This Friday, Netflix returns to Manitowoc to revisit the curious case of Steven Avery in a 10-episode second season of Making a Murderer.
The critically acclaimed docuseries became a national phenomenon when it premiered in late 2015. The Part 2 trailer hints at evidence that may exonerate Avery. It also introduces Avery’s new attorney, Kathleen Zellner, who takes over for fan favorites Dean Strang and Jerome Buting. Zellner holds the record of overturned convictions, the trailer says, though her mid-range jumper could use some work.
Before Making a Murderer takes over your life again, here’s a chance to review some of the important details.
Who is Steven Avery?
Born July 9, 1962 in Manitowoc County, Steven Avery is the main subject of Making a Murderer. He was wrongly convicted of a sexual assault in 1985, and served 18 years of his 32-year sentence before DNA testing (which was not as advanced in 1985) exonerated him. In 2003, Avery filed a lawsuit against Manitowoc County and its former sheriff and D.A. for wrongful conviction and imprisonment.
It’s because of this lawsuit that Avery believes he was framed for Teresa Halbach’s murder because of this lawsuit.
On Oct. 31, 2005, Halbach, on assignment for AutoTrader magazine, went to Avery’s Auto Salvage to photograph a minivan Steven Avery was selling. Sometime that day, investigators believe, Halbach was murdered. Her Toyota RAV4 was found partially concealed at the salvage yard with Avery’s blood in it. Soon after, bone fragments confirmed to be Halbach’s were found in a burn pit on the Avery property. On Nov. 11, 2005, Avery was arrested and charged with Teresa Halbach’s murder as well as kidnapping, sexual assault, and mutilation of a corpse.
Avery’s nephew, Brendan Dassey, was charged in 2006 as an accessory to the murder, after confessing under interrogation to helping his uncle kill Halbach. Dassey was interrogated by investigators without his court-appointed attorney present. For whatever reason, Len Kachinsky didn’t feel his presence was necessary while his intellectually disabled client was questioned as an accessory to murder. He was removed by the court soon after.
(Earlier this year, Kachinsky — who, somehow, was promoted to a judgeship — was arrested for stalking and violating a temporary restraining order held against him by one of his former clerks.)
The prosecution, led by sleaze lord Ken Kratz, argued Avery raped and murdered Halbach before burning her body and dumping her car in a secluded part of his property. Dassey assisted him in this, and Dassey’s confession helped paint the lurid details Kratz used in his arguments.
Dean Strang and Jerome Buting, meanwhile, said Manitowoc County Sheriff’s deputies had planted evidence, most notably the blood found in the RAV4. Strang and Buting claimed to have found an 11-year-old vial of Avery’s blood, unsealed in the local Clerk of Courts office. They said this vial was the source of the blood in Halbach’s car.

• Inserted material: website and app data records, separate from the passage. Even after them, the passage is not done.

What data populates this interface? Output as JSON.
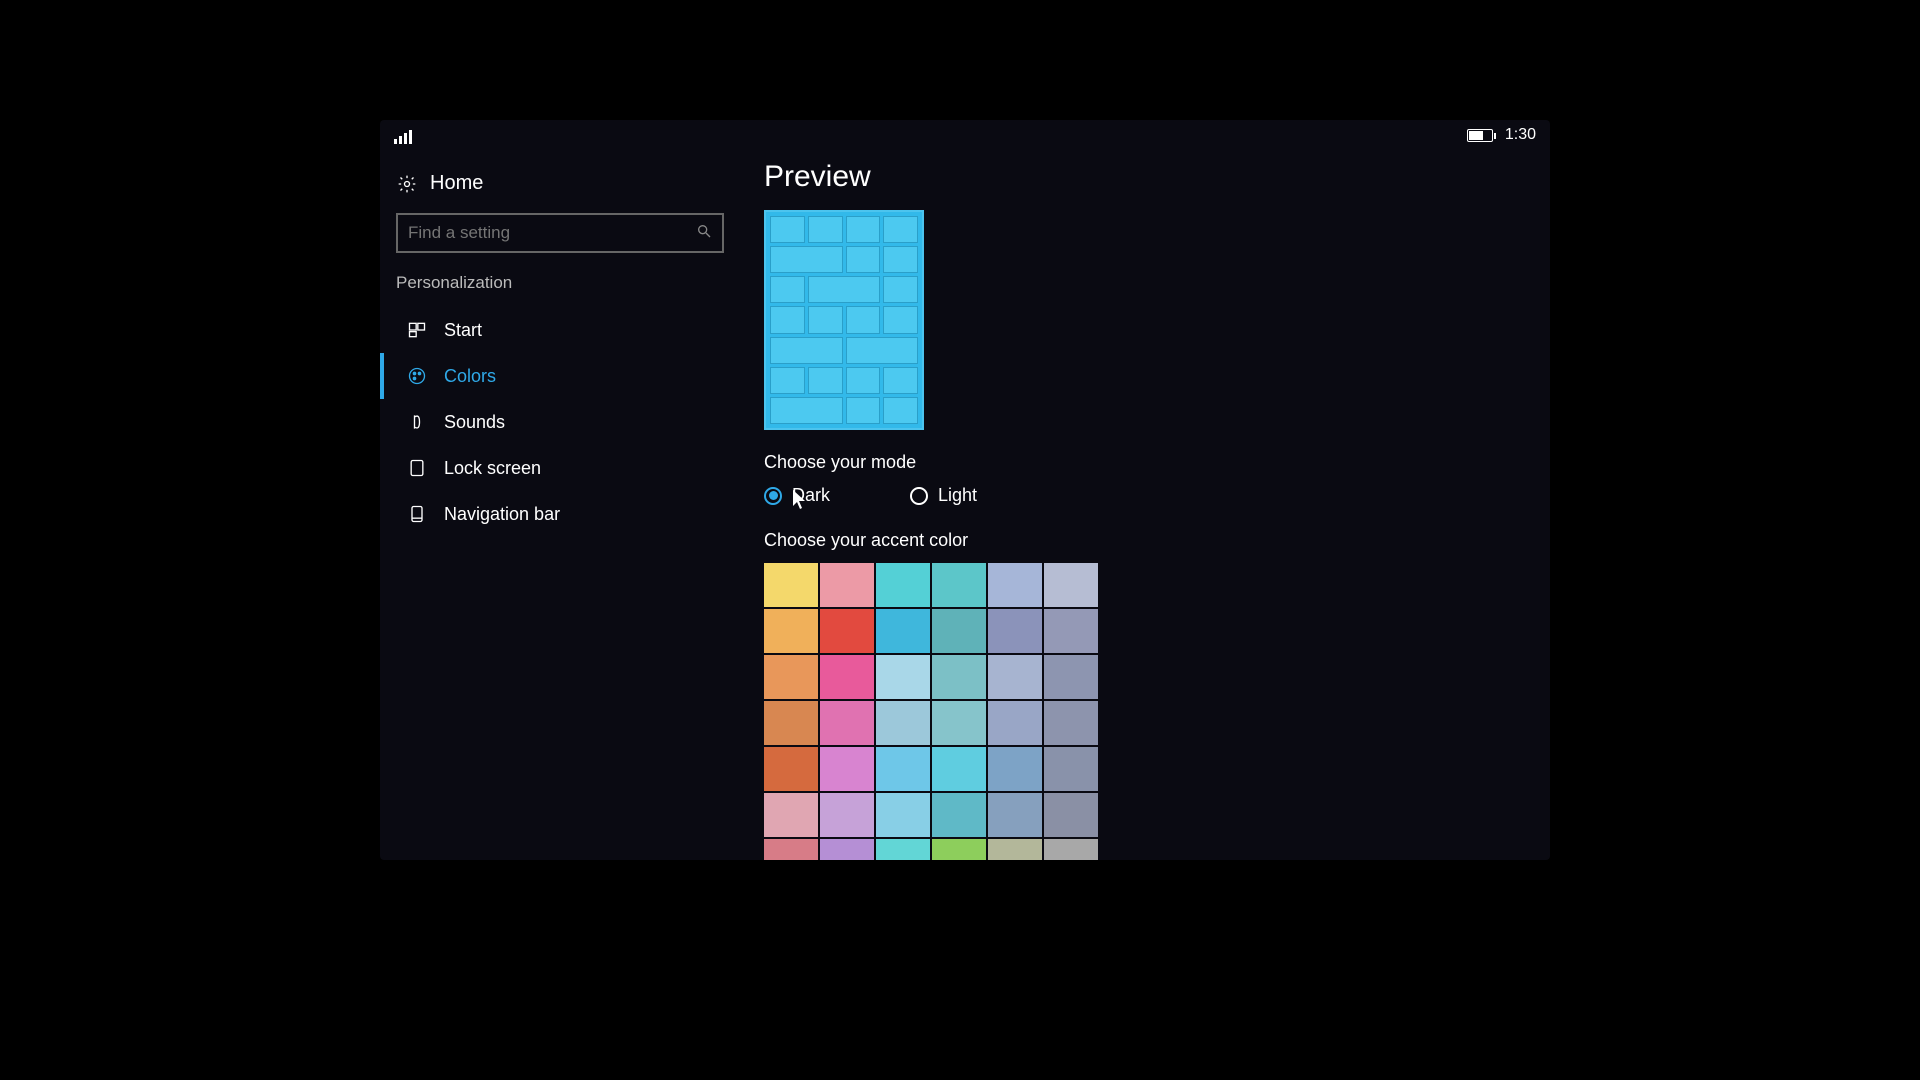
{
  "statusbar": {
    "time": "1:30"
  },
  "home_label": "Home",
  "search": {
    "placeholder": "Find a setting"
  },
  "section": "Personalization",
  "nav": [
    {
      "label": "Start"
    },
    {
      "label": "Colors"
    },
    {
      "label": "Sounds"
    },
    {
      "label": "Lock screen"
    },
    {
      "label": "Navigation bar"
    }
  ],
  "active_nav_index": 1,
  "main": {
    "preview_title": "Preview",
    "mode_title": "Choose your mode",
    "mode_options": {
      "dark": "Dark",
      "light": "Light"
    },
    "selected_mode": "dark",
    "accent_title": "Choose your accent color",
    "accent_colors": [
      "#f4d86b",
      "#ec9aa6",
      "#54d0d6",
      "#5cc6c9",
      "#a6b6d8",
      "#b6bdd3",
      "#f0b05a",
      "#e24a3f",
      "#3fb7dc",
      "#5fb2b8",
      "#8b93ba",
      "#9499b6",
      "#e8975a",
      "#e85a9b",
      "#a9d7e8",
      "#7cc0c6",
      "#a7b4d0",
      "#8d95b0",
      "#d88751",
      "#e072b1",
      "#9cc8da",
      "#86c4cb",
      "#99a6c6",
      "#8d94ad",
      "#d56a3e",
      "#d884d0",
      "#6ec7e8",
      "#5fcde0",
      "#7da3c6",
      "#8992aa",
      "#e0a6b2",
      "#c6a2d8",
      "#88cfe6",
      "#5fb9c7",
      "#86a0be",
      "#8a90a5",
      "#d77c87",
      "#b58fd5",
      "#62d6d6",
      "#8dce5c",
      "#b3b79a",
      "#a8a8a8"
    ]
  }
}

Avery was found guilty and sentenced to life in prison without the possibility of parole. Dassey, astonishingly, was also found guilty for his “part” in the crime, and sentenced to life in prison. He’ll be eligible for parole in 2048, when he’s 59 years old.
Did Avery do it?
From the jump, Making a Murderer has been a documentary that sets out to prove a man’s innocence. And it does present a lot of evidence that supports this. But it also leaves out a great deal of evidence that maybe, actually, he did do it.
“They don’t even tell you 80 percent of the evidence that the jury saw,” Kratz actually told Maxim (natch). For example, Kratz says in a separate email that Avery used a fake name and phone number when he initially placed the call that brought Halbach to the property. Maybe he was just doing character work for an improv class?
And that’s just the tip of the iceberg when it comes to evidence that contradicts the documentary.
Avery has appealed for a new trial numerous times, and has come up short on all of them.
Dassey, meanwhile, had his conviction overturned by a three-person federal court. But the state of Wisconsin requested to reargue the case in front of the full panel, which upheld the conviction. His lawyers appealed to the Supreme Court in 2018, but their case was denied.
There’s speculation the second season will present new evidence that points toward Avery’s and Dassey’s innocence. After all, it’s unlikely an attorney as high-powered as Kathleen Zellner would take the case without seeing something that’s assured her she could exonerate him. Similarly, the trailer seems to point in the direction of other suspects, likely someone Halbach knew. Zellner seems to think this person is Halbach’s ex-boyfriend, Ryan Hillegas.
Or maybe it has something to do with that cell tower mentioned in the trailer? I listened to the first season of Serial, and when the cell towers start getting pinged, you know shit’s about to get real.